== EXERCISE INSTRUCTIONS ==
Only the lines from the one containing "Transcribe this image's" through the end of the entries should be repeated, exactly as they appear, first and last included.

== DATA LISTING ==
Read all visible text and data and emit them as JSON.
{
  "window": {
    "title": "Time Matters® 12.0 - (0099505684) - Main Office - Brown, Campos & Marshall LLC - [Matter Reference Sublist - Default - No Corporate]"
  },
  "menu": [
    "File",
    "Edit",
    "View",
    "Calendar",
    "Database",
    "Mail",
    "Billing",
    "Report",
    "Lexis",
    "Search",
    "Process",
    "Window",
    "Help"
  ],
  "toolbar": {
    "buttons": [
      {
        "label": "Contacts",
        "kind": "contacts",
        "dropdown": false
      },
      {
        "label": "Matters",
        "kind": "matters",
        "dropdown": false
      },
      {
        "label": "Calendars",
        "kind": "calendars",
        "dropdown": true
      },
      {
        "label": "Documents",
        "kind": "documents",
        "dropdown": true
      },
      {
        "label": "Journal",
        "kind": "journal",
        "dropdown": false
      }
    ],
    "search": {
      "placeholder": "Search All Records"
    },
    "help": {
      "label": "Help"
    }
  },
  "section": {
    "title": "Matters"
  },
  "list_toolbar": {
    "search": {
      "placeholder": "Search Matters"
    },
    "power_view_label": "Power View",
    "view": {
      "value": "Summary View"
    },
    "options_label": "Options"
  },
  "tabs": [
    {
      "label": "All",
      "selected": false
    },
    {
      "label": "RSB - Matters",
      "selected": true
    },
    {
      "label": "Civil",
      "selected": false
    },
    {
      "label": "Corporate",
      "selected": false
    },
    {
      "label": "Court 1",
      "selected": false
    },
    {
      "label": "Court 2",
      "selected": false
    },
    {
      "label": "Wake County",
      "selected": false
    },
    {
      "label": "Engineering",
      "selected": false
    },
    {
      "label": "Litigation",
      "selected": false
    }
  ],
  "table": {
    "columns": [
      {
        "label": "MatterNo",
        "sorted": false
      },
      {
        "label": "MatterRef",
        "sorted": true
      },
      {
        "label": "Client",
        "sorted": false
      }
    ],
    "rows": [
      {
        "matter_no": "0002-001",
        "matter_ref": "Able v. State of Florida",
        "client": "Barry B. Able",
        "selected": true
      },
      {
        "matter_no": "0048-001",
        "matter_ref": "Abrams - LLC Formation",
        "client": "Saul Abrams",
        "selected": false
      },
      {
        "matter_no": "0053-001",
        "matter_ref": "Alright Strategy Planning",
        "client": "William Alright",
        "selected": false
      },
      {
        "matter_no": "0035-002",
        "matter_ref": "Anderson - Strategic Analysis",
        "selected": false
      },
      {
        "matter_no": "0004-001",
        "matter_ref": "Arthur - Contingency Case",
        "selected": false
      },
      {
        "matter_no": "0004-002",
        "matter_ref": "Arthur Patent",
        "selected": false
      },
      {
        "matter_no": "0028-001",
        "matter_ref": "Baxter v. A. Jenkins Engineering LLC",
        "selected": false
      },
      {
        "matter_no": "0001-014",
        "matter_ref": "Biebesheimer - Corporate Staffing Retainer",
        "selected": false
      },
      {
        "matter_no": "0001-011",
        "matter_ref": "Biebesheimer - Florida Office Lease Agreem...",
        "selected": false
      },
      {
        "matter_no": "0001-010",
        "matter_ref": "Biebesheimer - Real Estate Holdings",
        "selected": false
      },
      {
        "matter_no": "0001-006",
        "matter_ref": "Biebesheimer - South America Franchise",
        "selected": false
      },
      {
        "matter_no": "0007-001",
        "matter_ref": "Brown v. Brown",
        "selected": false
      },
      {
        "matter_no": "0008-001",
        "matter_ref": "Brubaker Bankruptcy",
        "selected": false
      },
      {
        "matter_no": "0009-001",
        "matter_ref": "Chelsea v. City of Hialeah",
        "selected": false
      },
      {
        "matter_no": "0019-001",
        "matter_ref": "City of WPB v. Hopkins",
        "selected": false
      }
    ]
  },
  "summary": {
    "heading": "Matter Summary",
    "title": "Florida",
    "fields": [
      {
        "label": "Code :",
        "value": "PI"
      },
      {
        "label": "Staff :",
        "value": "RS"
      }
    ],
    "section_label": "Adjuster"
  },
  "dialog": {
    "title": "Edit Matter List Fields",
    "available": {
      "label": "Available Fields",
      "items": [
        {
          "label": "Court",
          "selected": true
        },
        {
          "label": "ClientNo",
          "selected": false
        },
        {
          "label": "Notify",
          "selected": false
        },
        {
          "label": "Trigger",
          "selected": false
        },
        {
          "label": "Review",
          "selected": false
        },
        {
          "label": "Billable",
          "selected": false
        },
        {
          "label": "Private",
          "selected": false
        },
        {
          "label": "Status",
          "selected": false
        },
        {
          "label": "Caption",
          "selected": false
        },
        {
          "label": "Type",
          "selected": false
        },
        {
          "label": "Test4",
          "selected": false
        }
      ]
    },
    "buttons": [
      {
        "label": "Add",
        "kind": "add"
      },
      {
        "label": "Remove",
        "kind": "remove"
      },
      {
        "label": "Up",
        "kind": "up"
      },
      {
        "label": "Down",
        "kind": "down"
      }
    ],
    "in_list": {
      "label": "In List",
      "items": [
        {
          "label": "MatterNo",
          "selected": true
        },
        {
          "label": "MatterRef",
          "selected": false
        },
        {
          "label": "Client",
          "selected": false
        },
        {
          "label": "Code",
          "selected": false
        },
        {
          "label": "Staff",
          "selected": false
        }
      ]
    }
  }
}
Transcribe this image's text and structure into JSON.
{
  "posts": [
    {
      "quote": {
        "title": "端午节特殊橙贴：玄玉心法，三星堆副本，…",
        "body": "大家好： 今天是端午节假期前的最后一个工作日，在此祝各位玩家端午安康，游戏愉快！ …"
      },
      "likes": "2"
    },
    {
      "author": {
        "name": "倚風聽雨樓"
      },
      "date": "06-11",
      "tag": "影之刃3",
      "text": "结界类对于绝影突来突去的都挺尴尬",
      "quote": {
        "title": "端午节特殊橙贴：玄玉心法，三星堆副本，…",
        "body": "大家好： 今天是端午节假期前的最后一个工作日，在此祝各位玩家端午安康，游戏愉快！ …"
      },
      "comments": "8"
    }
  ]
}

== SOLUTION ==
Transcribe this image's text and structure into JSON.
{
  "posts": [
    {
      "quote": {
        "title": "端午节特殊橙贴：玄玉心法，三星堆副本，…",
        "body": "大家好： 今天是端午节假期前的最后一个工作日，在此祝各位玩家端午安康，游戏愉快！ …"
      },
      "likes": "2"
    },
    {
      "author": {
        "name": "倚風聽雨樓"
      },
      "date": "06-11",
      "tag": "影之刃3",
      "text": "结界类对于绝影突来突去的都挺尴尬",
      "quote": {
        "title": "端午节特殊橙贴：玄玉心法，三星堆副本，…",
        "body": "大家好： 今天是端午节假期前的最后一个工作日，在此祝各位玩家端午安康，游戏愉快！ …"
      },
      "comments": "8"
    }
  ]
}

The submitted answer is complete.